Work Zone Mobility and Safety Program
Photo collage: temporary lane closure, road marking installation, cone with mounted warning light, and drum separated work zones.
Office of Operations 21st Century Operations Using 21st Century Technologies

Fact Sheet 7 - Compendium of Work Zone Research, Development, and Technology Transfer

Summer 2002

Numerous transportation agencies and research groups are conducting research projects and activities that have applications to improving mobility and safety in work zones. To capture these efforts, the Federal Highway Administration (FHWA) has developed an easily accessible compendium of information on recent work zone-related research, development, and technology transfer. The Compendium is a database that provides users with valuable information on other work zone-related efforts and can support personnel in making informed choices about the allocation of funds for future research and projects.

Approach

FHWA identified recent and ongoing projects (1997 to present) related to work zone mobility and safety through literature reviews, Web site searches, attendance at research presentations, and interviews conducted within FHWA and with other transportation agency and research personnel.
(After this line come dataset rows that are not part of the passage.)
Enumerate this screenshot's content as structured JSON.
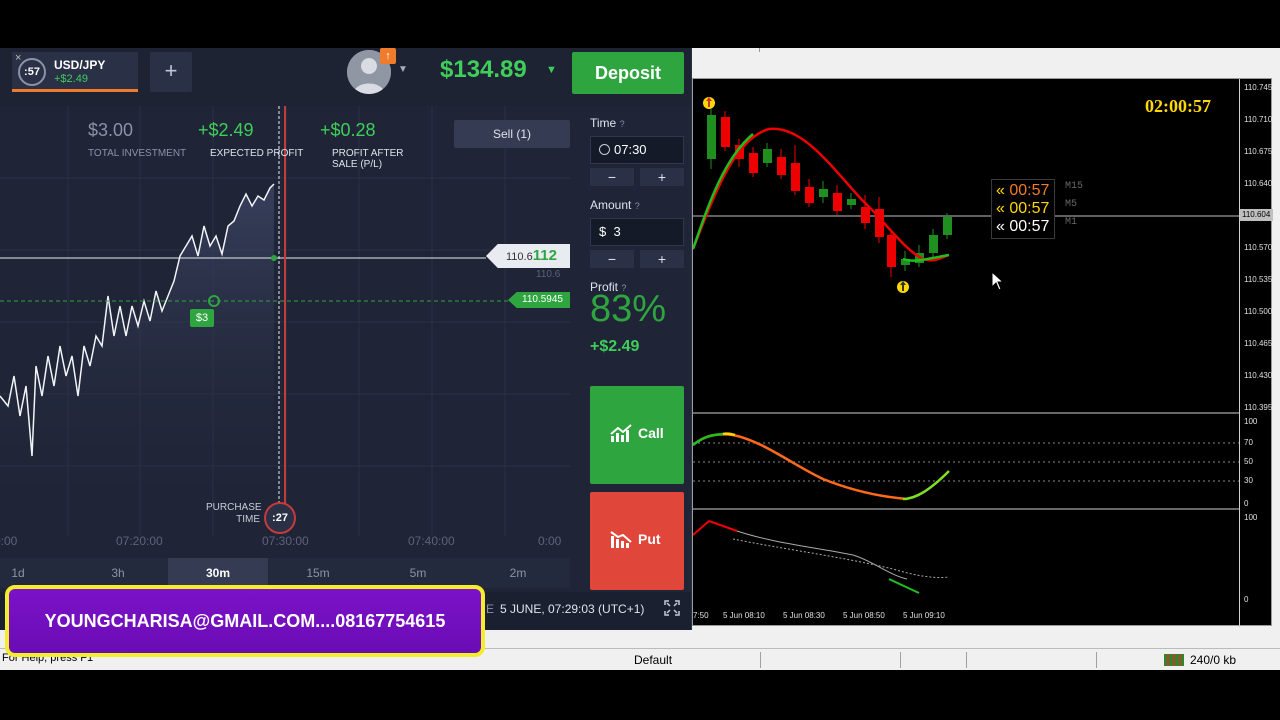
{
  "iq": {
    "asset": {
      "name": "USD/JPY",
      "profit": "+$2.49",
      "timer": ":57",
      "close": "×"
    },
    "add_label": "+",
    "avatar_badge": "↑",
    "balance": "$134.89",
    "deposit_label": "Deposit",
    "stats": {
      "investment_value": "$3.00",
      "investment_label": "TOTAL INVESTMENT",
      "expected_value": "+$2.49",
      "expected_label": "EXPECTED PROFIT",
      "after_sale_value": "+$0.28",
      "after_sale_label": "PROFIT AFTER SALE (P/L)"
    },
    "sell_label": "Sell (1)",
    "price_tag": {
      "prefix": "110.6",
      "suffix": "112",
      "ghost": "110.6",
      "entry": "110.5945"
    },
    "trade_marker": "$3",
    "purchase_label": "PURCHASE TIME",
    "purchase_timer": ":27",
    "time_labels": [
      "0:00",
      "07:20:00",
      "07:30:00",
      "07:40:00",
      "0:00"
    ],
    "periods": [
      "1d",
      "3h",
      "30m",
      "15m",
      "5m",
      "2m"
    ],
    "active_period": "30m",
    "side": {
      "time_label": "Time",
      "time_value": "07:30",
      "amount_label": "Amount",
      "amount_currency": "$",
      "amount_value": "3",
      "minus": "−",
      "plus": "+",
      "profit_label": "Profit",
      "profit_pct": "83%",
      "profit_amt": "+$2.49",
      "call_label": "Call",
      "put_label": "Put"
    },
    "footer": {
      "prefix": "E",
      "datetime": "5 JUNE, 07:29:03 (UTC+1)"
    },
    "colors": {
      "accent_green": "#2fa540",
      "put_red": "#e0473a",
      "bg": "#1f2436",
      "tab_accent": "#f07b2a"
    }
  },
  "mt4": {
    "clock": "02:00:57",
    "timers": [
      {
        "prefix": "«",
        "time": "00:57",
        "tf": "M15",
        "color": "#f07b2a"
      },
      {
        "prefix": "«",
        "time": "00:57",
        "tf": "M5",
        "color": "#ffd800"
      },
      {
        "prefix": "«",
        "time": "00:57",
        "tf": "M1",
        "color": "#ffffff"
      }
    ],
    "price_axis": [
      "110.745",
      "110.710",
      "110.675",
      "110.640",
      "110.604",
      "110.570",
      "110.535",
      "110.500",
      "110.465",
      "110.430",
      "110.395"
    ],
    "current_price": "110.604",
    "osc1_axis": [
      "100",
      "70",
      "50",
      "30",
      "0"
    ],
    "osc2_axis": [
      "100",
      "0"
    ],
    "time_axis": [
      "7:50",
      "5 Jun 08:10",
      "5 Jun 08:30",
      "5 Jun 08:50",
      "5 Jun 09:10"
    ],
    "status": {
      "help": "For Help, press F1",
      "profile": "Default",
      "traffic": "240/0 kb"
    }
  },
  "banner": {
    "text": "YOUNGCHARISA@GMAIL.COM....08167754615"
  }
}
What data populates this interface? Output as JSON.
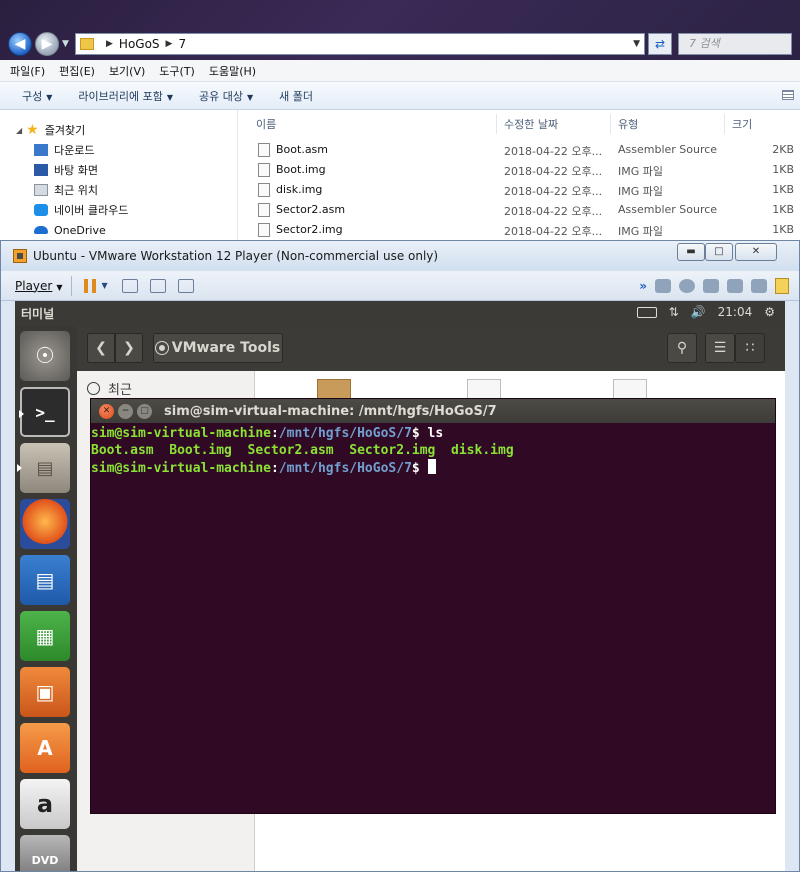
{
  "explorer": {
    "address": {
      "segments": [
        "HoGoS",
        "7"
      ]
    },
    "search_placeholder": "7 검색",
    "menu": [
      "파일(F)",
      "편집(E)",
      "보기(V)",
      "도구(T)",
      "도움말(H)"
    ],
    "toolbar": [
      "구성",
      "라이브러리에 포함",
      "공유 대상",
      "새 폴더"
    ],
    "nav": {
      "favorites": "즐겨찾기",
      "items": [
        "다운로드",
        "바탕 화면",
        "최근 위치",
        "네이버 클라우드",
        "OneDrive"
      ]
    },
    "columns": {
      "name": "이름",
      "date": "수정한 날짜",
      "type": "유형",
      "size": "크기"
    },
    "files": [
      {
        "name": "Boot.asm",
        "date": "2018-04-22 오후...",
        "type": "Assembler Source",
        "size": "2KB"
      },
      {
        "name": "Boot.img",
        "date": "2018-04-22 오후...",
        "type": "IMG 파일",
        "size": "1KB"
      },
      {
        "name": "disk.img",
        "date": "2018-04-22 오후...",
        "type": "IMG 파일",
        "size": "1KB"
      },
      {
        "name": "Sector2.asm",
        "date": "2018-04-22 오후...",
        "type": "Assembler Source",
        "size": "1KB"
      },
      {
        "name": "Sector2.img",
        "date": "2018-04-22 오후...",
        "type": "IMG 파일",
        "size": "1KB"
      }
    ]
  },
  "vmware": {
    "title": "Ubuntu - VMware Workstation 12 Player (Non-commercial use only)",
    "player_menu": "Player",
    "accent": "#e08a1e"
  },
  "ubuntu": {
    "panel_title": "터미널",
    "clock": "21:04",
    "nautilus": {
      "path_label": "VMware Tools",
      "sidebar_recent": "최근"
    },
    "terminal": {
      "title": "sim@sim-virtual-machine: /mnt/hgfs/HoGoS/7",
      "prompt_user": "sim@sim-virtual-machine",
      "prompt_sep": ":",
      "prompt_path": "/mnt/hgfs/HoGoS/7",
      "prompt_sigil": "$",
      "command": " ls",
      "output": "Boot.asm  Boot.img  Sector2.asm  Sector2.img  disk.img",
      "colors": {
        "bg": "#300a24",
        "user": "#8ae234",
        "path": "#729fcf"
      }
    }
  }
}
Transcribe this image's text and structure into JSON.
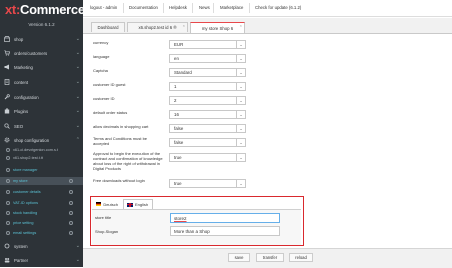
{
  "app": {
    "brand_pre": "xt:",
    "brand_post": "Commerce",
    "version": "Version 6.1.2"
  },
  "sidebar": {
    "items": [
      {
        "label": "shop",
        "icon": "shop-icon"
      },
      {
        "label": "orders/customers",
        "icon": "cart-icon"
      },
      {
        "label": "Marketing",
        "icon": "megaphone-icon"
      },
      {
        "label": "content",
        "icon": "content-icon"
      },
      {
        "label": "configuration",
        "icon": "wrench-icon"
      },
      {
        "label": "Plugins",
        "icon": "plugin-icon"
      },
      {
        "label": "SEO",
        "icon": "seo-icon"
      },
      {
        "label": "shop configuration",
        "icon": "gear-icon"
      }
    ],
    "sub_items": [
      {
        "label": "x61-ci.devxtgenion.com.s.t"
      },
      {
        "label": "x61.shop2.test.t.tt"
      },
      {
        "label": "store manager"
      },
      {
        "label": "my store"
      },
      {
        "label": "customer details"
      },
      {
        "label": "VAT-ID options"
      },
      {
        "label": "stock handling"
      },
      {
        "label": "price setting"
      },
      {
        "label": "email settings"
      }
    ],
    "bottom": [
      {
        "label": "system",
        "icon": "system-icon"
      },
      {
        "label": "Partner",
        "icon": "partner-icon"
      }
    ]
  },
  "topbar": {
    "links": [
      "logout - admin",
      "Documentation",
      "Helpdesk",
      "News",
      "Marketplace",
      "Check for update (6.1.2)"
    ]
  },
  "tabs": [
    "Dashboard",
    "x6.shop2.test id 6 ®",
    "my store Shop 6"
  ],
  "form": {
    "rows": [
      {
        "label": "currency",
        "value": "EUR"
      },
      {
        "label": "language",
        "value": "en"
      },
      {
        "label": "Captcha",
        "value": "Standard"
      },
      {
        "label": "customer ID guest",
        "value": "1"
      },
      {
        "label": "customer ID",
        "value": "2"
      },
      {
        "label": "default order status",
        "value": "16"
      },
      {
        "label": "allow decimals in shopping cart",
        "value": "false"
      },
      {
        "label": "Terms and Conditions must be accepted",
        "value": "false"
      },
      {
        "label": "Approval to begin the execution of the contract and confirmation of knowledge about loss of the right of withdrawal in Digital Products",
        "value": "true"
      },
      {
        "label": "Free downloads without login",
        "value": "true"
      }
    ]
  },
  "language_section": {
    "tabs": [
      "Deutsch",
      "English"
    ],
    "store_title_label": "store title",
    "store_title_value": "store2",
    "shop_slogan_label": "Shop-Slogan",
    "shop_slogan_value": "More than a Shop"
  },
  "footer": {
    "buttons": [
      "save",
      "transfer",
      "reload"
    ]
  },
  "colors": {
    "accent": "#e8484b",
    "sidebar_bg": "#2d3338",
    "highlight_border": "#d9292e",
    "focus_border": "#66afe9"
  }
}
Through these efforts, FHWA identified 332 projects. Each project was documented using a standard database utility. Projects were then classified based on their applicability to different phases of work zone activity (e.g., design, operations) and related subject areas (e.g., worker safety, traffic management). The database compendium of projects provides users with the capability to conduct keyword searches and generate reports.

Information Included for Each Project

For each project, the compendium includes:

  • Basic project identifying information
  • Format of information
  • Relevant phases of work zone activity
  • Related subject categories.

Basic project identifying information covers title, description, contributing agency, performing agency, completion year, point of contact, and source of information.

Findings

Figure 1 shows the breakout of projects, identified by year and phase of activity. This figure illustrates three main findings:

Figure 1 — Number of projects identified by year and phase of activity.

Figure 1 D

  • The majority of identified projects for each year relate to work zone operations; this is not surprising as operations is a broad category that covers many topics listed under related subjects.

  • In the year 2000, the number of projects related to performance analysis of work zones increased compared to previous years.

  • Projects identified related to maintenance also achieved significant relative growth during the year 2000.

Each project was reviewed to identify all of the reasonably applicable subjects from a classification system. Figure 2 shows the related subject categories with the greatest number of projects identified. Many projects transcended several related subject categories. The subject with the most related projects was traffic management (166). As a growing proportion of work zone activity is now performed under traffic conditions, traffic management is clearly an important aspect of work zone safety and mobility. Figure 3 shows the related subject categories with the fewest projects identified. The utility work category received the fewest entries during the synthesis, with only three projects identified.

Figure 2 — Related subject categories with greater than 40 projects identified.

Figure 2 D

Implications

As similar research efforts are being performed simultaneously, it is likely efforts are being duplicated.Further review of existing research effortscould lead to conclusions drawn from the collective efforts that may help support better decisions both on how to spend limited research budgets and what practices to implement. This is one tool that transportation agencies can use to help maximize their overall efforts related to work zones, and ultimately improve the quality of services — safety and mobility — for travelers and workers during construction and reconstruction efforts.

Figure 3 — Related subject categories with less than 20 projects identified.

Figure 3 D

Receiving a Copy of the Compendium

The Compendium is available in CD-ROM format. To obtain a copy of the CD-ROM, e-mail a request to WorkZoneFeedback@dot.gov. Indicate your name, mailing address, zip code, telephone number and your e-mail address and the publication you are requesting. Other publications available include the "Work Zone Best Practices Guidebook" and QuickZone, a user-friendly tool to estimate and analyze delays in the work zone.

To learn more, contact:

Jim Sorenson
Federal Highway Administration
400 Seventh Street, S.W.
Washington, DC 20590
Phone: 202-366-1333
Email: James.Sorenson@fhwa.dot.gov

Tracy Scriba
Federal Highway Administration
400 Seventh Street, S.W.
Washington, DC 20590
Phone: 202-366-0855
Email: Tracy.Scriba@fhwa.dot.gov

Deborah Curtis
QuickZone Liaison
Federal Highway Administration
6300 Georgetown Pike
McLean, VA 22101-2296
Phone: 202-493-3267
Email: Deborah.Curtis@fhwa.dot.gov

U.S. Department of Transportation
Federal Highway Administration
Publication No. FHWA-OP-02-054

Office of Operations